[1] The Office of the Property Rights Ombudsman is aware of subdivision plats approved and recorded without inclusion or reference of public roads (particularly subdivisions of recreational properties).

[2] The easement issue arose because several of the lots are “sandwiched” between other lots, with no direct access to a road. The information provided for this Opinion does not include any further information about the easements or what was required by the County.  It does appear, however, that the County has accepted the existence of the easements (or the existence of a prescriptive easement through lots providing access) but contends that the road itself has not been properly established across state and federal lands.

[3] According to the County, the Beaver Canyon Road crosses parcels under the jurisdiction of the School and Institutional Lands Trust Administration (SITLA), the state agency responsible for trust lands granted to the State of Utah when it entered the Union.  The federal parcel is administered by the Bureau of Land Management (BLM).  It appears that these parcels are located near the northern end of the road.

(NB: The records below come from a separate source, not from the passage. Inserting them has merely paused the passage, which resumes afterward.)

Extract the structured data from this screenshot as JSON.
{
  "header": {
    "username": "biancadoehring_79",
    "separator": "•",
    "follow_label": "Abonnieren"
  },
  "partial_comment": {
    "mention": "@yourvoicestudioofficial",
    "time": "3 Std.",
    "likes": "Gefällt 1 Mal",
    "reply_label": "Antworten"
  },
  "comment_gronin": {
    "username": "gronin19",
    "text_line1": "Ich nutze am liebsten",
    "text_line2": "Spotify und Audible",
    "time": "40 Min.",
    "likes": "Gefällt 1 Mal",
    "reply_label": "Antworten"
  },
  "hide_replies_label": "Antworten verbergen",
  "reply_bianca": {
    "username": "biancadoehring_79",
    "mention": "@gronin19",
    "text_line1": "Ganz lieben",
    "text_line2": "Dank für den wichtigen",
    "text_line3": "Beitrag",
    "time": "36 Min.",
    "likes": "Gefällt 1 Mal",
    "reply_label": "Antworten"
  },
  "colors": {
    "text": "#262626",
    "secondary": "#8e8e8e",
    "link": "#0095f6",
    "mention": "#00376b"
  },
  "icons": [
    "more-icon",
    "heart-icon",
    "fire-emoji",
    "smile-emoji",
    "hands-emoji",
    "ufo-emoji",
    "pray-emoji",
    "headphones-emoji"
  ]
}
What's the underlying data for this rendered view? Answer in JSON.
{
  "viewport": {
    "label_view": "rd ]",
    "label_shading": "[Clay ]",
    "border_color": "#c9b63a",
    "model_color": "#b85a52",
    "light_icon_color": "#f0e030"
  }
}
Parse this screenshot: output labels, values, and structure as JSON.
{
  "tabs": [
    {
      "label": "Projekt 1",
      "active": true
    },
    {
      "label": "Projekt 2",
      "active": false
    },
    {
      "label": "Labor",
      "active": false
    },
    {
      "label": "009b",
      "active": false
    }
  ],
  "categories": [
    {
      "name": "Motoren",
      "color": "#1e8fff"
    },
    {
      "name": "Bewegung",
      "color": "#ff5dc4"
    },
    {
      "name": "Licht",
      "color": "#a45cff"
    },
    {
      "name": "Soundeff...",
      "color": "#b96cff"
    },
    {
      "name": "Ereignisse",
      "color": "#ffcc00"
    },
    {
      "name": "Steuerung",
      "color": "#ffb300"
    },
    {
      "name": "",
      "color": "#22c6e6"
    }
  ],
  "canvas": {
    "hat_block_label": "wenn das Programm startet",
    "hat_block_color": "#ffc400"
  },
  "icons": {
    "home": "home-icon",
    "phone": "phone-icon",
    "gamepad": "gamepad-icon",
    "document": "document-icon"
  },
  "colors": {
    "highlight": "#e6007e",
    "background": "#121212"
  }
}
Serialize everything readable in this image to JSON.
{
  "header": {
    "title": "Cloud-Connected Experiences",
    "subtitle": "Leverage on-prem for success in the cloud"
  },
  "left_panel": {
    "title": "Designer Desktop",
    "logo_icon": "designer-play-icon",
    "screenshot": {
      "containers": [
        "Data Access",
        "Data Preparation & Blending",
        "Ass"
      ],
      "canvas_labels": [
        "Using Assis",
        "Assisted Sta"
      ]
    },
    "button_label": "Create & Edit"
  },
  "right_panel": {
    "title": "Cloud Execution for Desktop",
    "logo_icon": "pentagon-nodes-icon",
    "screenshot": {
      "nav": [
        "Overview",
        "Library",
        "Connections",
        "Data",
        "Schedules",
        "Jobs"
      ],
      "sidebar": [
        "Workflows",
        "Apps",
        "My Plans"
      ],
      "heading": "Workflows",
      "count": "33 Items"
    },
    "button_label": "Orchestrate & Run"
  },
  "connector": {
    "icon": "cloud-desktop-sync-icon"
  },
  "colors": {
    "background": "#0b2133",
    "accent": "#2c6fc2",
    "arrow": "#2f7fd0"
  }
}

[4] See Kane County v. Salazar, 562 F.3d 1077, 1078 (10th Cir. 2009) (“any valid . . . rights of way existing on the date of approval [of FLMPA] would continue in effect.”).

[5] There was no information provided for this Opinion indicating if SITLA would consider selling the right-of-way.  The County’s Development Code requires a perpetual access easement on all intervening property owners when access to a subdivision is over a private right-of-way.

[6] See also Utah Code Ann. § 10-9a-509 (applicable to municipalities).

[7] Such developments are defined as “[a] subdivision in which the roads, travel easements, water lines, and open spaces are not dedicated to the public, but are retained as private facilities.”  Carbon County Development Code, § 9.2 (definition of “Planned Mountain Home Developments).

[8] See e.g., Stucker v. Summit County, 870 P.2d 283 (Utah Ct. App. 1994) (Building permit denied because proposed development was not permitted under zoning ordinance, even though the development would have been permitted under previous ordinance.  The property owners did not apply until after the zoning regulation had changed).